Well this is curious. I'm not sure it's worth bothering you about... it's probably nothing. But I'm hearing there's some kind of internal strife in the World Assembly, with factions unable to agree on...
You know what, that's nothing unusual for them. Forget I said anything.
A special message from Senior Issues Moderator Sedgistan.
As modern progressive nations, we are all by now used to our citizens confronting us with their dilemmas at every hour of the day, demanding an immediate response. With this never-ending stream of problems, it's a relief to know there is at least some variety to the ceaseless demands of the numberless masses. After all, there's only so many times one can crack down on those long-haired bicycle-riding idiots before even the most dedicated of dictators becomes jaded.
We have now reached the milestone of 500 issues, covering topics from banning Harry Potter books, through any number of Bigtopian crises, to the controversial reclassification of everyone's favourite planet, Fido.
This is an amazing achievement, and certainly not one that anyone could have anticipated back in 2002, when there were a mere 31 issues to contend with. At least that's our excuse for why so many nations feature powerhouse Basket Weaving Industries, yet Construction, Banking and Pharmaceuticals are strangely absent.
A huge thank you to everyone who has contributed to this: all those who have authored issues, our dedicated team of Issues Editors, those that have shared feedback on the issues they've encountered -- but most of all everyone who taken the time to answer an issues. We know you care... even if your citizens don't.
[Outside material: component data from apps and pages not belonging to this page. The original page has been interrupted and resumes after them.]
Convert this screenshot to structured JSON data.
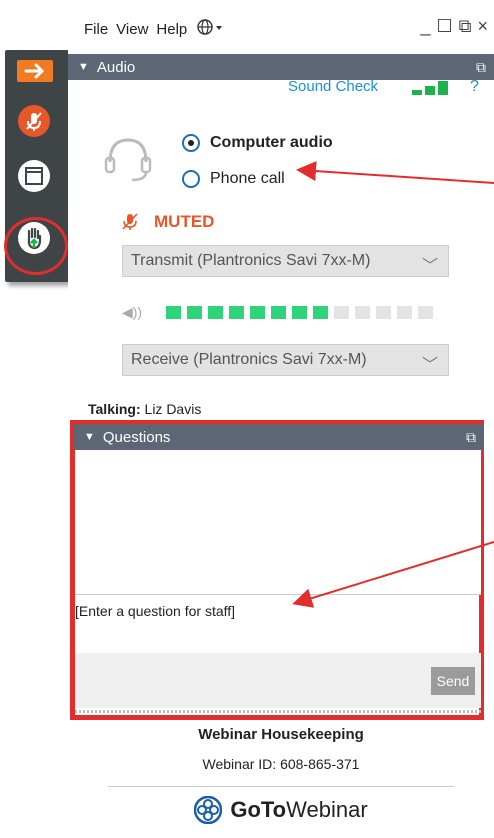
{
  "menu": {
    "file": "File",
    "view": "View",
    "help": "Help"
  },
  "window_controls": {
    "minimize": "_",
    "maximize": "☐",
    "restore": "⧉",
    "close": "×"
  },
  "audio": {
    "header": "Audio",
    "sound_check": "Sound Check",
    "help": "?",
    "options": [
      "Computer audio",
      "Phone call"
    ],
    "selected_option": "Computer audio",
    "muted_label": "MUTED",
    "transmit_device": "Transmit (Plantronics Savi 7xx-M)",
    "receive_device": "Receive (Plantronics Savi 7xx-M)",
    "speaker_level": 0.62,
    "talking_label": "Talking:",
    "talking_name": "Liz Davis"
  },
  "questions": {
    "header": "Questions",
    "input_text": "[Enter a question for staff]",
    "send_label": "Send"
  },
  "footer": {
    "title": "Webinar Housekeeping",
    "webinar_id": "Webinar ID: 608-865-371",
    "brand_go": "GoTo",
    "brand_rest": "Webinar"
  },
  "colors": {
    "accent": "#e32d2d",
    "header_bar": "#5d6675",
    "link": "#1b8ee0",
    "muted": "#e8572a",
    "meter_on": "#2fd37a"
  }
}
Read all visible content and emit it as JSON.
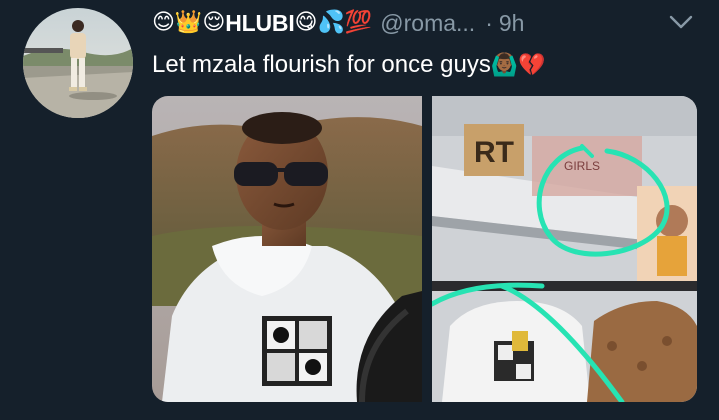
{
  "tweet": {
    "author": {
      "display_name": "HLUBI",
      "name_emojis_before": "😊👑😌",
      "name_emojis_after": "😋💦💯",
      "handle": "@roma...",
      "avatar_icon": "profile-photo"
    },
    "separator": "·",
    "timestamp": "9h",
    "text": "Let mzala flourish for once guys",
    "text_emojis": "🙆🏾‍♂️💔",
    "media": {
      "left_image": "photo-man-sunglasses-white-hoodie",
      "right_image": "photo-store-shelf-hoodies-circled",
      "shelf_sign": "RT",
      "shelf_label": "GIRLS"
    },
    "colors": {
      "background": "#15202b",
      "secondary_text": "#8899a6",
      "highlight_circle": "#27e3b3"
    }
  }
}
Improved sensitivity in testing methodologies and instrumentation has allowed the World Census to begin measuring Civil Rights, Economy, Economic Freedom, and Political Freedom to a precision of two decimal places! You may notice a slight bump or dip on each scale as a result.